_Required action:_
What is needed is an exact copy of the records below, without the pictures.

_Records:_

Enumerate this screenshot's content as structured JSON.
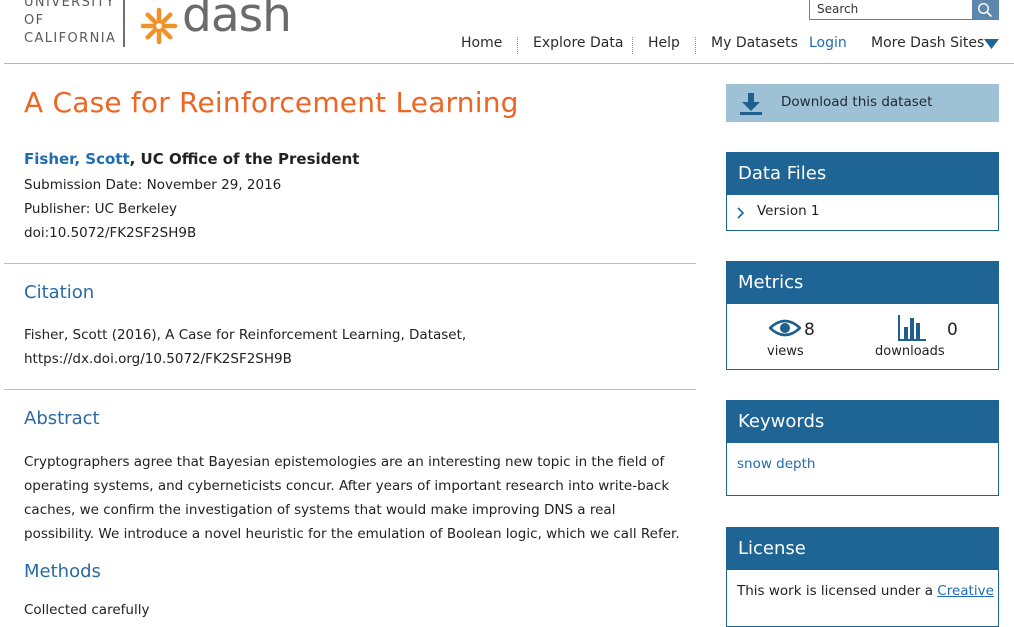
{
  "brand": {
    "university_lines": [
      "UNIVERSITY",
      "OF",
      "CALIFORNIA"
    ],
    "product_name": "dash",
    "accent_color": "#ee6524",
    "primary_color": "#1e6494"
  },
  "search": {
    "placeholder": "Search"
  },
  "nav": {
    "items": [
      "Home",
      "Explore Data",
      "Help",
      "My Datasets"
    ],
    "login": "Login",
    "more": "More Dash Sites"
  },
  "dataset": {
    "title": "A Case for Reinforcement Learning",
    "author_name": "Fisher, Scott",
    "author_affiliation": ", UC Office of the President",
    "submission_date": "Submission Date: November 29, 2016",
    "publisher": "Publisher: UC Berkeley",
    "doi": "doi:10.5072/FK2SF2SH9B"
  },
  "citation": {
    "heading": "Citation",
    "line1": "Fisher, Scott (2016), A Case for Reinforcement Learning, Dataset,",
    "line2": "https://dx.doi.org/10.5072/FK2SF2SH9B"
  },
  "abstract": {
    "heading": "Abstract",
    "text": "Cryptographers agree that Bayesian epistemologies are an interesting new topic in the field of operating systems, and cyberneticists concur. After years of important research into write-back caches, we confirm the investigation of systems that would make improving DNS a real possibility. We introduce a novel heuristic for the emulation of Boolean logic, which we call Refer."
  },
  "methods": {
    "heading": "Methods",
    "text": "Collected carefully"
  },
  "sidebar": {
    "download_label": "Download this dataset",
    "data_files": {
      "heading": "Data Files",
      "version": "Version 1"
    },
    "metrics": {
      "heading": "Metrics",
      "views_count": "8",
      "views_label": "views",
      "downloads_count": "0",
      "downloads_label": "downloads"
    },
    "keywords": {
      "heading": "Keywords",
      "items": [
        "snow depth"
      ]
    },
    "license": {
      "heading": "License",
      "text": "This work is licensed under a ",
      "link": "Creative"
    }
  }
}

_Task response:_
Enumerate this screenshot's content as structured JSON.
{
  "brand": {
    "university_lines": [
      "UNIVERSITY",
      "OF",
      "CALIFORNIA"
    ],
    "product_name": "dash",
    "accent_color": "#ee6524",
    "primary_color": "#1e6494"
  },
  "search": {
    "placeholder": "Search"
  },
  "nav": {
    "items": [
      "Home",
      "Explore Data",
      "Help",
      "My Datasets"
    ],
    "login": "Login",
    "more": "More Dash Sites"
  },
  "dataset": {
    "title": "A Case for Reinforcement Learning",
    "author_name": "Fisher, Scott",
    "author_affiliation": ", UC Office of the President",
    "submission_date": "Submission Date: November 29, 2016",
    "publisher": "Publisher: UC Berkeley",
    "doi": "doi:10.5072/FK2SF2SH9B"
  },
  "citation": {
    "heading": "Citation",
    "line1": "Fisher, Scott (2016), A Case for Reinforcement Learning, Dataset,",
    "line2": "https://dx.doi.org/10.5072/FK2SF2SH9B"
  },
  "abstract": {
    "heading": "Abstract",
    "text": "Cryptographers agree that Bayesian epistemologies are an interesting new topic in the field of operating systems, and cyberneticists concur. After years of important research into write-back caches, we confirm the investigation of systems that would make improving DNS a real possibility. We introduce a novel heuristic for the emulation of Boolean logic, which we call Refer."
  },
  "methods": {
    "heading": "Methods",
    "text": "Collected carefully"
  },
  "sidebar": {
    "download_label": "Download this dataset",
    "data_files": {
      "heading": "Data Files",
      "version": "Version 1"
    },
    "metrics": {
      "heading": "Metrics",
      "views_count": "8",
      "views_label": "views",
      "downloads_count": "0",
      "downloads_label": "downloads"
    },
    "keywords": {
      "heading": "Keywords",
      "items": [
        "snow depth"
      ]
    },
    "license": {
      "heading": "License",
      "text": "This work is licensed under a ",
      "link": "Creative"
    }
  }
}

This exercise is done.